Richard Pierce recently wrote in the University of Pennsylvania’s Regblog that “In theory, the notice-and-comment process provides a judicially enforced means through which all individuals and groups that have an interest in the outcome of a major regulatory decision making process, including beneficiaries, have an effective means of influencing its outcome. Recent empirical research exposes this widespread belief as completely fictional.” Pierce opines that empirical proof now shows that public comments drive the decision-maker to a more industry-friendly result.
Industry commenters often have more information and their comments are substantively better than the “vituperative” comments of “public interest” organizations. (This is not to say that public interest organizations inherently do not provide good commenters – to the contrary, some are exquisite, but the majority are not). The real question is not whether the result favors industry, but whether the agency had done its homework prior to proposing a rule. All too often, the agency does not, and the disinfecting sunlight of the public comment period is all that informs the agency’s ultimate judgment in a final rule.
At the same time, Nancy Nord laments in Politico the CPSC’s retreat from cost-benefit analyses in its rules. Such a retreat is not uncommon in a rush to judgment – analysis takes time and effort, and agencies do not want to spend the time or energy conducting analyses that might prove their preferred rule to be not only less than optimal, but counterproductive. President Obama has struck the contrary chord – requesting that independent agencies undertake the cost-benefit analysis that is required of Executive Branch agencies.

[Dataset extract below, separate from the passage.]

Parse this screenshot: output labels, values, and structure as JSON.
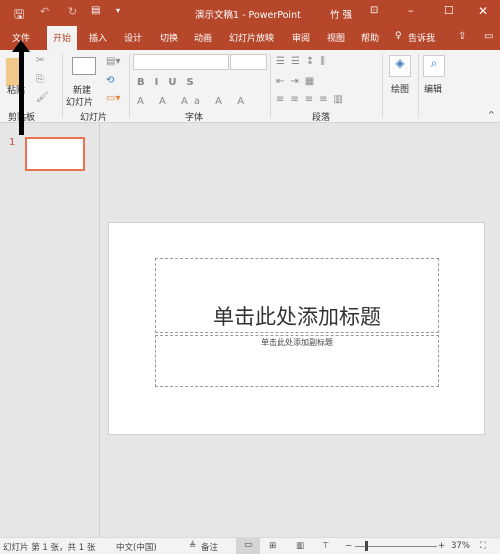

Most worrisome are those regulations in which an agency can effectively bypass public scrutiny and reduce their analytical requirements at the same time. Some exceptions to notice and comment rulemaking waive Regulatory Flexibility Act analytical requirements – whether embedded in authorizing statutes or permitted by discretionary exceptions in the Administrative Procedure Act (APA). The Dodd-Frank Wall Street Reform and Consumer Protection Act and the Patient Protection and Affordable Care Act notably eliminated the public comment process and much needed analysis, relying on the agencies’ internal ability to research the problem and formulate rational decisions.
Without thorough analyses, and testing of the analyses in public, judicial review is the only bulwark that stands in the way of imposing irrational, abusive regulations on the public – no matter the good intentions of the agency. This debate is not “new” and will not go away, but it pits the result-oriented against the quality-oriented. Fortunately, I think the courts are siding with the quality-oriented. Whatever the result, an “unjustified” rule should be challenged and should not survive judicial review.